This song caused a great deal of controversy because of its explicit references to "Immigrants and faggots" and its use of a certain racial epithet. The song led to the group being banned from an AIDS benefit concert in New York. Front man Axl Rose apologized in advance for causing offense on the album sleeve. Later he went further, explaining exactly why he wrote the song.
In an August 1989 interview with the magazine Rolling Stone, Rose said the song was written in the apartment of West Arkeen, "who's like the sixth member of the band." It was inspired partly by his experience of the Los Angeles Greyhound bus station and seeing people getting ripped off by street hustlers - hence the unflattering reference to young black men.
The verse about "Immigrants and faggots" referred to being treated by immigrant workers in convenience stores like you don't belong, something that clearly rubbed this "small town white boy" up the wrong way.
Regarding specifically "Faggots," Rose said, "I've had some very bad experiences with homosexuals" adding that when he was hitchhiking as a teenager a homosexual tried to sodomize him, which led to the man ending up on the wrong end of Axl's razor. Rose was born in Lafayette, Indiana on February 6, 1962, and had a turbulent youth which was colored by some very negative experiences including this encounter.
In a second interview with the same magazine, in April 1992, Rose said "I've had my share of dealings with aggressive gays, and I was bothered by it."
Rose is no racial bigot; the band's guitarist, Slash, was born July 23, 1965, the son of a white Englishman and a black American woman. He grew up in Stoke-on-Trent but later moved to California where the band was formed, and although he was no juvenile delinquent he is clearly cut from the same cloth as Rose.
Slash recalled to Q magazine April 2010 the fight he had with Rose about recording this song: "We had a big disagreement about it, and the more I argued about it, the more adamant he was about putting it out there. It probably says a lot about our relationship.
I'm sure he was aware of my heritage, but at the same time he had his own point of view that he was trying to put across, which he's spoken about plenty. I wasn't surprised at the level of controversy it caused. There'd been a lot of attention towards homosexuality at that time and as always - to racism and stuff, and I think the tone of that song was offensive. It didn't shock me that it was so controversial. It was just the way it was put, the words it used.

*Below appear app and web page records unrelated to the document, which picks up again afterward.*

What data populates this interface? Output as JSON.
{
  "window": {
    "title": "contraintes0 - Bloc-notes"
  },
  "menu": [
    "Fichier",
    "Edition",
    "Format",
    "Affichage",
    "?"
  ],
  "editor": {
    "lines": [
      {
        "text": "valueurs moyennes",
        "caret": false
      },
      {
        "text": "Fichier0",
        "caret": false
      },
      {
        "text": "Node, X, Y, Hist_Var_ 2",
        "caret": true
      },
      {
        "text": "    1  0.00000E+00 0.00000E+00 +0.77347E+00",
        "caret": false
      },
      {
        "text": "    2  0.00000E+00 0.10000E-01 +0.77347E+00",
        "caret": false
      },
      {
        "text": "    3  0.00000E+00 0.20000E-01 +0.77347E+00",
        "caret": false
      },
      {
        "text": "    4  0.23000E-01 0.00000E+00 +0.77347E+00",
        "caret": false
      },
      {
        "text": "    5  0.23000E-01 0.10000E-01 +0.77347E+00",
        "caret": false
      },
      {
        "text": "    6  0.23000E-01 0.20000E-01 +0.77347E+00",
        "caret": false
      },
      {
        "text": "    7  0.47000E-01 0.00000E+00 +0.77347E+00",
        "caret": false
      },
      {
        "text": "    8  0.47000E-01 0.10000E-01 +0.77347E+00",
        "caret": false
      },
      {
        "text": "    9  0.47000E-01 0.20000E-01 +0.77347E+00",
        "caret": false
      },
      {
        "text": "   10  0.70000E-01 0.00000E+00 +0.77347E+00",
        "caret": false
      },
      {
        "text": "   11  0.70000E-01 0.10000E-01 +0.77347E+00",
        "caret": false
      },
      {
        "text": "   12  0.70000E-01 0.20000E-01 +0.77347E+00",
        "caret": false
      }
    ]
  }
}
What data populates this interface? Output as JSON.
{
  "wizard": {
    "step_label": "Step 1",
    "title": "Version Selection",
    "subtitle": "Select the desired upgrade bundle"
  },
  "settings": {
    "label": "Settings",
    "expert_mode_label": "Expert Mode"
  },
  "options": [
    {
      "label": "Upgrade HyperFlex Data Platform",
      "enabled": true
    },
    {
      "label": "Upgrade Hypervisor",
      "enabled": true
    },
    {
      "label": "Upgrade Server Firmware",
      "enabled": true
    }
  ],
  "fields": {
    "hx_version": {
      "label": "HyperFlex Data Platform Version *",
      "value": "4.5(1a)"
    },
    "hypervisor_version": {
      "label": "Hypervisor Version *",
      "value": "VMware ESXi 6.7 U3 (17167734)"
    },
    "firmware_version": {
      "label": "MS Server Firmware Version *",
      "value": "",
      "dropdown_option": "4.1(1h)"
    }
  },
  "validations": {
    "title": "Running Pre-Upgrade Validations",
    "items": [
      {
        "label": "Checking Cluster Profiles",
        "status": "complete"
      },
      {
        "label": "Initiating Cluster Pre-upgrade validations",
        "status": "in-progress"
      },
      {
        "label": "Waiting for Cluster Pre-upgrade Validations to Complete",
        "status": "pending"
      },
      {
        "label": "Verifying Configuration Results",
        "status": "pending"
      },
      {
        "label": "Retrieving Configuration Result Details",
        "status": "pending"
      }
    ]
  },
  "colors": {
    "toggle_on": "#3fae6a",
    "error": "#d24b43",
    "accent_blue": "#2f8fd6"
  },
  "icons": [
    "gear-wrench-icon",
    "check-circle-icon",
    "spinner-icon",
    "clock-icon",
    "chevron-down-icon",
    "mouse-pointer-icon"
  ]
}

I'm not one to harbor regrets. I didn't agree with it when it came out and still don't, but no one really cares about it any more. It was unfortunate at the time, but it is what it is and what's done is done. You know what, I don't think about it any more. It was a big deal when it came out but I haven't heard it in so long. I don't think it did us any harm, not in the long run."
Despite his bad experiences with homosexuals, Axl performed Bohemian Rhapsody
with Elton John at the 1992 "Concert For Life" at Wembley Stadium. The concert was a tribute to Queen lead singer Freddie Mercury, who died of AIDS the year before.
Alexander Baron - London, England, for all above
The song was cut from the band's 2018 Appetite for Destruction: Locked N' Loaded
edition due to its controversial lyrics. Slash told Rolling Stone
: "We collectively decided that it just didn't have any place in that box set. It didn't take long. There wasn't a big roundtable thing over it."
This song caused some tension when Guns N' Roses and the African-American rock band Living Colour were on the same bill as openers for The Rolling Stones for four nights in October 1989. Living Colour guitarist Vernon Reid was asked about the song in a radio interview leading up to the shows, and he denounced it (Reid wasn't happy about being asked about that song instead of queried on his band's material). Rose responded on stage the first night in a clumsy rant where he said, "All you people calling me a racist, shove your head up your f--king ass." Reid responded the next night, telling the crowd, "If you don't have a problem with black people, then don't call them 'ni--ers.' I never met a ni--er in my life."